After several weeks of patiently waiting… there is new growth on my snake plant cuttings! Success! Ok, so the growth is extremely small, and they are a long way off being full grown plants – but at least it’s a start!

 

New growth can be seen on the snake plant cuttings

 

I also replanted the shoot that had grown out the side of the original plant. It too has grown and a new leaf is now developing. Progress is looking good…..

New leaf emerging

After reading that Snake Plant/Mother-In-Law’s Tongue (Sansevieria trifasciata) can be propagated incredibly easily (in a book by my hero Alys Fowler) – I kept an eye on all my friends indoor plants hoping to find one I could steal a leaf off. Apparently Sake Plants have gone out of fashion recently as none of my friends have it! Although disappointed I did manage to find one on sale which felt like a bearable compromise. I would now really like a new plant for my desk (particularly if I’m going to be spending a lot more time blogging!) so I decided to try the “create your own indoor plant” experiment.

As it goes, all you have to do is cut up a leaf into sections and place into potting mix. Make sure the pieces are facing up (ie correct growing direction) and keep moist.It apparently takes 6-8 weeks for new signs of growth, so no change so far. Keeping my fingers crossed & look out for updates!

In the past week however I have noticed a change in the original pot that wasn’t there before….. A new shoot has emerged from the original plant, so looks like I will have at least one new plant after all!

Other easy indoor plants are avocados. Everybody needs an avocado plant – ask my brother, he has 10 of them!

Creating indoor plants from avocado seeds is incredibly easy!

"Ava" - current avocado plant, with constant new growth looks healthy

"Avie" - last year's avocado plant

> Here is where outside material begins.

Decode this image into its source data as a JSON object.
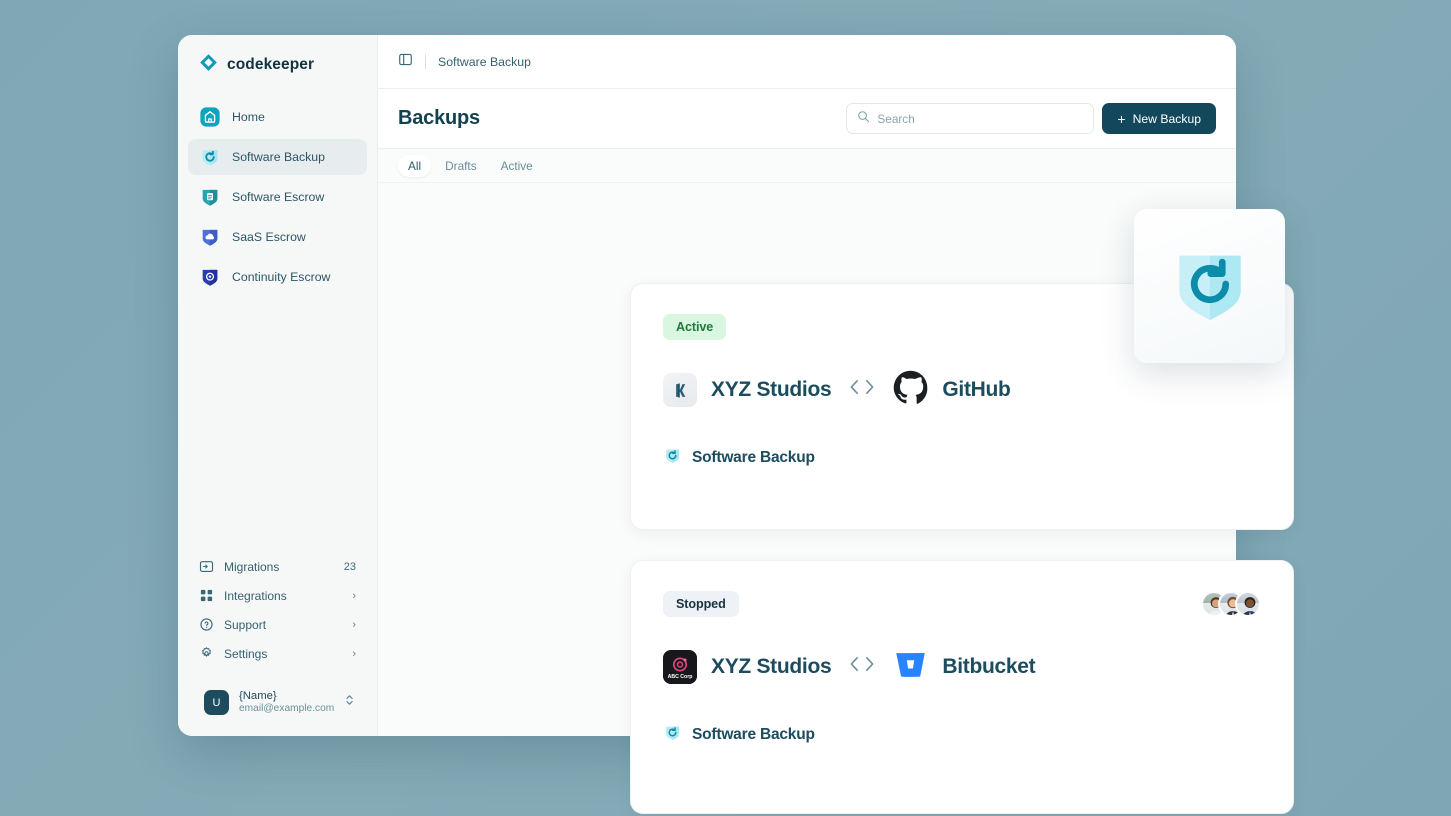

All you need is a seed from an avocado which suspended over water (memories of primary school science coming back to me…) will germinate after a few weeks. A new indoor plant is created as easy as that! Seeds from overripe avocados work best and keep them in water until a few leaves have formed. I had one last year that died (& still not sure why) but one I germinated this year is looking significantly more healthy & is a great addition to the kitchen!